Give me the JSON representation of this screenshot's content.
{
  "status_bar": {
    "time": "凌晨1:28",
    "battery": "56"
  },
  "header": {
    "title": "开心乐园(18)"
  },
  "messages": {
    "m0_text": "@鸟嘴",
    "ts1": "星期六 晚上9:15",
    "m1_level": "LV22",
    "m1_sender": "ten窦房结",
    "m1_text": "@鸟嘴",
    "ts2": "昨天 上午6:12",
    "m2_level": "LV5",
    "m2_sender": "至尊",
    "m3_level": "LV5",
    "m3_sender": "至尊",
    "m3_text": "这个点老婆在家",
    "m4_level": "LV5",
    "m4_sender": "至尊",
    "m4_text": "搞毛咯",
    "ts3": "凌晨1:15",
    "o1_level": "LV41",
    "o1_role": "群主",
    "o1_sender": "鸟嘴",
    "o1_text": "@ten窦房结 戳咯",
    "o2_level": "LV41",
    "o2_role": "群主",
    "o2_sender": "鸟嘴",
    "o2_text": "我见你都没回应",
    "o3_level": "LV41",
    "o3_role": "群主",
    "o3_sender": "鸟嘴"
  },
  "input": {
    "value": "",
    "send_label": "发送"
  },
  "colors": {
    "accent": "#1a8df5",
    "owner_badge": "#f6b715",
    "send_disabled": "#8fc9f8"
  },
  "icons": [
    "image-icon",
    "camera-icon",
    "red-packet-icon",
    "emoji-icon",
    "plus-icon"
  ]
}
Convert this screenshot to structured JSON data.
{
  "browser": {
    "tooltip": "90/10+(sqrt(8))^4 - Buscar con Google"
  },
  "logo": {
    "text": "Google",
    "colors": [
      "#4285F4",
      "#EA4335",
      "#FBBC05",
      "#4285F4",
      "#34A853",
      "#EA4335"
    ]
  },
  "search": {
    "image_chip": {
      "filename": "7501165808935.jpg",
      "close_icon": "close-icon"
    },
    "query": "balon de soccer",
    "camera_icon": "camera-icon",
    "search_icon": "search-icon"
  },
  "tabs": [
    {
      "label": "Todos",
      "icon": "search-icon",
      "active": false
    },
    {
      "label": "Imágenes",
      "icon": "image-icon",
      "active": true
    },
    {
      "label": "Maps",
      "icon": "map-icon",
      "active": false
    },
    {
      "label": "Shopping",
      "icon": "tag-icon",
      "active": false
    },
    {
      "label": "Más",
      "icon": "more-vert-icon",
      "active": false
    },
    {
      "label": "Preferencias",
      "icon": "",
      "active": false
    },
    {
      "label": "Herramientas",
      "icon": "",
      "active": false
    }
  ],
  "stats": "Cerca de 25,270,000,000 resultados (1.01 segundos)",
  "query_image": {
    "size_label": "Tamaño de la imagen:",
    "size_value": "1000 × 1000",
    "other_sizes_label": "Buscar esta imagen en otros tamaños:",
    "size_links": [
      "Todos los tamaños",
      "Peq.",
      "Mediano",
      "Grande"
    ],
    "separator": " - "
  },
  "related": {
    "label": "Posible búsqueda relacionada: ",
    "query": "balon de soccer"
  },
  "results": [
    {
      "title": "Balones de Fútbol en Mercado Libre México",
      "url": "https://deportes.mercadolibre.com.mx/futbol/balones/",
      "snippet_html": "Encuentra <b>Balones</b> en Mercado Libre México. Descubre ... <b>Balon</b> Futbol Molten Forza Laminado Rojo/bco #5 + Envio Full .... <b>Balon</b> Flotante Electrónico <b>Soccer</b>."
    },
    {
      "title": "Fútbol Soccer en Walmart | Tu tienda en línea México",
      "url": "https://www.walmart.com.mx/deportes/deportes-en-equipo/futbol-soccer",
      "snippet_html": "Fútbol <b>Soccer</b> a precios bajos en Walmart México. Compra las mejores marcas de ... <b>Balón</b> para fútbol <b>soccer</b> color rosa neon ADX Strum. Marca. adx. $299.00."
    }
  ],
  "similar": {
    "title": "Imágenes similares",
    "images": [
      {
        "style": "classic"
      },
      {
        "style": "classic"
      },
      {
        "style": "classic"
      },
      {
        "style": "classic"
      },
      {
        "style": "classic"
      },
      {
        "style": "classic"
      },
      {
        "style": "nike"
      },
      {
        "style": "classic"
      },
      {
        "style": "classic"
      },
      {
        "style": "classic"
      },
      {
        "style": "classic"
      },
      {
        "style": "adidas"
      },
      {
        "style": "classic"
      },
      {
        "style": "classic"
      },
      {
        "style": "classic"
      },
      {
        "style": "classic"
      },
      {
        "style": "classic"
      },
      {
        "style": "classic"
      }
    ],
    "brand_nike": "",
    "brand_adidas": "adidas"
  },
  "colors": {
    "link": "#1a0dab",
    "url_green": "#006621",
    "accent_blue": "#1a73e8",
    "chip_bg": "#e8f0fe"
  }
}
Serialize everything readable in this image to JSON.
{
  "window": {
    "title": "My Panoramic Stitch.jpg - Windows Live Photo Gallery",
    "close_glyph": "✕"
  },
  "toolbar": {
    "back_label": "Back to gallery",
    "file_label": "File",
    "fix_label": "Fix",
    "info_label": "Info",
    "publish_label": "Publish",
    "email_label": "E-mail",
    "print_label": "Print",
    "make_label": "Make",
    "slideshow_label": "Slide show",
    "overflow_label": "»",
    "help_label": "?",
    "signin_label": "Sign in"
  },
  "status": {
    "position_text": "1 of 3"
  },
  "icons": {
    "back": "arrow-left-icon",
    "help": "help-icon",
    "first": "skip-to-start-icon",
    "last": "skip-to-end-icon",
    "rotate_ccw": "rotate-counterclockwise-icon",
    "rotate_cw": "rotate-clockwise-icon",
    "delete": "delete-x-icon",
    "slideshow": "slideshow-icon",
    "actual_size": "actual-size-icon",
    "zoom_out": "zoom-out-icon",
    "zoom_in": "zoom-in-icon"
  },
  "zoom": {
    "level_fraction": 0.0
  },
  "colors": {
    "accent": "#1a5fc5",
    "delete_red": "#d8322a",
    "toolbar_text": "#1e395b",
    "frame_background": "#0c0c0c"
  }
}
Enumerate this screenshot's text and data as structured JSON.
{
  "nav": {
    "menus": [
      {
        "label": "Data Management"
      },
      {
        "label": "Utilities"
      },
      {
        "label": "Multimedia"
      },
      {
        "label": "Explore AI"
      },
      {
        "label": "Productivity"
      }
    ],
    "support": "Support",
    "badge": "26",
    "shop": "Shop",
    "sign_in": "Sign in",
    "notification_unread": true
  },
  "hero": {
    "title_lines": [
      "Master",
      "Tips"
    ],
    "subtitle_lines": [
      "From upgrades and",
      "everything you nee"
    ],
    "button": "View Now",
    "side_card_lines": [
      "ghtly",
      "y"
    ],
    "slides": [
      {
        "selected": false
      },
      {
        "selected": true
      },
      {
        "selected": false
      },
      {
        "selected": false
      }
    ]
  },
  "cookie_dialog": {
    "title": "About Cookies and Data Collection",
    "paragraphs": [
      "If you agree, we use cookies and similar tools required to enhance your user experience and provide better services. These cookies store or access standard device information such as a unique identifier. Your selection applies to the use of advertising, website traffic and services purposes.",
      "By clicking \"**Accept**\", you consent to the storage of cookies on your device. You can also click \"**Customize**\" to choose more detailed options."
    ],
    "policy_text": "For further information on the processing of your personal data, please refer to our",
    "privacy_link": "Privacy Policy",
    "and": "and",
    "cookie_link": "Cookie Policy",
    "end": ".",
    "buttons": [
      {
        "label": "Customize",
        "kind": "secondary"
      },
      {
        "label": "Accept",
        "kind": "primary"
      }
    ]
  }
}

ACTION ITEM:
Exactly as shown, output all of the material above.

SOLUTION TO THIS TASK:
Give me the JSON representation of this screenshot's content.
{
  "status_bar": {
    "time": "凌晨1:28",
    "battery": "56"
  },
  "header": {
    "title": "开心乐园(18)"
  },
  "messages": {
    "m0_text": "@鸟嘴",
    "ts1": "星期六 晚上9:15",
    "m1_level": "LV22",
    "m1_sender": "ten窦房结",
    "m1_text": "@鸟嘴",
    "ts2": "昨天 上午6:12",
    "m2_level": "LV5",
    "m2_sender": "至尊",
    "m3_level": "LV5",
    "m3_sender": "至尊",
    "m3_text": "这个点老婆在家",
    "m4_level": "LV5",
    "m4_sender": "至尊",
    "m4_text": "搞毛咯",
    "ts3": "凌晨1:15",
    "o1_level": "LV41",
    "o1_role": "群主",
    "o1_sender": "鸟嘴",
    "o1_text": "@ten窦房结 戳咯",
    "o2_level": "LV41",
    "o2_role": "群主",
    "o2_sender": "鸟嘴",
    "o2_text": "我见你都没回应",
    "o3_level": "LV41",
    "o3_role": "群主",
    "o3_sender": "鸟嘴"
  },
  "input": {
    "value": "",
    "send_label": "发送"
  },
  "colors": {
    "accent": "#1a8df5",
    "owner_badge": "#f6b715",
    "send_disabled": "#8fc9f8"
  },
  "icons": [
    "image-icon",
    "camera-icon",
    "red-packet-icon",
    "emoji-icon",
    "plus-icon"
  ]
}
Convert this screenshot to structured JSON data.
{
  "browser": {
    "tooltip": "90/10+(sqrt(8))^4 - Buscar con Google"
  },
  "logo": {
    "text": "Google",
    "colors": [
      "#4285F4",
      "#EA4335",
      "#FBBC05",
      "#4285F4",
      "#34A853",
      "#EA4335"
    ]
  },
  "search": {
    "image_chip": {
      "filename": "7501165808935.jpg",
      "close_icon": "close-icon"
    },
    "query": "balon de soccer",
    "camera_icon": "camera-icon",
    "search_icon": "search-icon"
  },
  "tabs": [
    {
      "label": "Todos",
      "icon": "search-icon",
      "active": false
    },
    {
      "label": "Imágenes",
      "icon": "image-icon",
      "active": true
    },
    {
      "label": "Maps",
      "icon": "map-icon",
      "active": false
    },
    {
      "label": "Shopping",
      "icon": "tag-icon",
      "active": false
    },
    {
      "label": "Más",
      "icon": "more-vert-icon",
      "active": false
    },
    {
      "label": "Preferencias",
      "icon": "",
      "active": false
    },
    {
      "label": "Herramientas",
      "icon": "",
      "active": false
    }
  ],
  "stats": "Cerca de 25,270,000,000 resultados (1.01 segundos)",
  "query_image": {
    "size_label": "Tamaño de la imagen:",
    "size_value": "1000 × 1000",
    "other_sizes_label": "Buscar esta imagen en otros tamaños:",
    "size_links": [
      "Todos los tamaños",
      "Peq.",
      "Mediano",
      "Grande"
    ],
    "separator": " - "
  },
  "related": {
    "label": "Posible búsqueda relacionada: ",
    "query": "balon de soccer"
  },
  "results": [
    {
      "title": "Balones de Fútbol en Mercado Libre México",
      "url": "https://deportes.mercadolibre.com.mx/futbol/balones/",
      "snippet_html": "Encuentra <b>Balones</b> en Mercado Libre México. Descubre ... <b>Balon</b> Futbol Molten Forza Laminado Rojo/bco #5 + Envio Full .... <b>Balon</b> Flotante Electrónico <b>Soccer</b>."
    },
    {
      "title": "Fútbol Soccer en Walmart | Tu tienda en línea México",
      "url": "https://www.walmart.com.mx/deportes/deportes-en-equipo/futbol-soccer",
      "snippet_html": "Fútbol <b>Soccer</b> a precios bajos en Walmart México. Compra las mejores marcas de ... <b>Balón</b> para fútbol <b>soccer</b> color rosa neon ADX Strum. Marca. adx. $299.00."
    }
  ],
  "similar": {
    "title": "Imágenes similares",
    "images": [
      {
        "style": "classic"
      },
      {
        "style": "classic"
      },
      {
        "style": "classic"
      },
      {
        "style": "classic"
      },
      {
        "style": "classic"
      },
      {
        "style": "classic"
      },
      {
        "style": "nike"
      },
      {
        "style": "classic"
      },
      {
        "style": "classic"
      },
      {
        "style": "classic"
      },
      {
        "style": "classic"
      },
      {
        "style": "adidas"
      },
      {
        "style": "classic"
      },
      {
        "style": "classic"
      },
      {
        "style": "classic"
      },
      {
        "style": "classic"
      },
      {
        "style": "classic"
      },
      {
        "style": "classic"
      }
    ],
    "brand_nike": "",
    "brand_adidas": "adidas"
  },
  "colors": {
    "link": "#1a0dab",
    "url_green": "#006621",
    "accent_blue": "#1a73e8",
    "chip_bg": "#e8f0fe"
  }
}
Serialize everything readable in this image to JSON.
{
  "window": {
    "title": "My Panoramic Stitch.jpg - Windows Live Photo Gallery",
    "close_glyph": "✕"
  },
  "toolbar": {
    "back_label": "Back to gallery",
    "file_label": "File",
    "fix_label": "Fix",
    "info_label": "Info",
    "publish_label": "Publish",
    "email_label": "E-mail",
    "print_label": "Print",
    "make_label": "Make",
    "slideshow_label": "Slide show",
    "overflow_label": "»",
    "help_label": "?",
    "signin_label": "Sign in"
  },
  "status": {
    "position_text": "1 of 3"
  },
  "icons": {
    "back": "arrow-left-icon",
    "help": "help-icon",
    "first": "skip-to-start-icon",
    "last": "skip-to-end-icon",
    "rotate_ccw": "rotate-counterclockwise-icon",
    "rotate_cw": "rotate-clockwise-icon",
    "delete": "delete-x-icon",
    "slideshow": "slideshow-icon",
    "actual_size": "actual-size-icon",
    "zoom_out": "zoom-out-icon",
    "zoom_in": "zoom-in-icon"
  },
  "zoom": {
    "level_fraction": 0.0
  },
  "colors": {
    "accent": "#1a5fc5",
    "delete_red": "#d8322a",
    "toolbar_text": "#1e395b",
    "frame_background": "#0c0c0c"
  }
}
Enumerate this screenshot's text and data as structured JSON.
{
  "nav": {
    "menus": [
      {
        "label": "Data Management"
      },
      {
        "label": "Utilities"
      },
      {
        "label": "Multimedia"
      },
      {
        "label": "Explore AI"
      },
      {
        "label": "Productivity"
      }
    ],
    "support": "Support",
    "badge": "26",
    "shop": "Shop",
    "sign_in": "Sign in",
    "notification_unread": true
  },
  "hero": {
    "title_lines": [
      "Master",
      "Tips"
    ],
    "subtitle_lines": [
      "From upgrades and",
      "everything you nee"
    ],
    "button": "View Now",
    "side_card_lines": [
      "ghtly",
      "y"
    ],
    "slides": [
      {
        "selected": false
      },
      {
        "selected": true
      },
      {
        "selected": false
      },
      {
        "selected": false
      }
    ]
  },
  "cookie_dialog": {
    "title": "About Cookies and Data Collection",
    "paragraphs": [
      "If you agree, we use cookies and similar tools required to enhance your user experience and provide better services. These cookies store or access standard device information such as a unique identifier. Your selection applies to the use of advertising, website traffic and services purposes.",
      "By clicking \"**Accept**\", you consent to the storage of cookies on your device. You can also click \"**Customize**\" to choose more detailed options."
    ],
    "policy_text": "For further information on the processing of your personal data, please refer to our",
    "privacy_link": "Privacy Policy",
    "and": "and",
    "cookie_link": "Cookie Policy",
    "end": ".",
    "buttons": [
      {
        "label": "Customize",
        "kind": "secondary"
      },
      {
        "label": "Accept",
        "kind": "primary"
      }
    ]
  }
}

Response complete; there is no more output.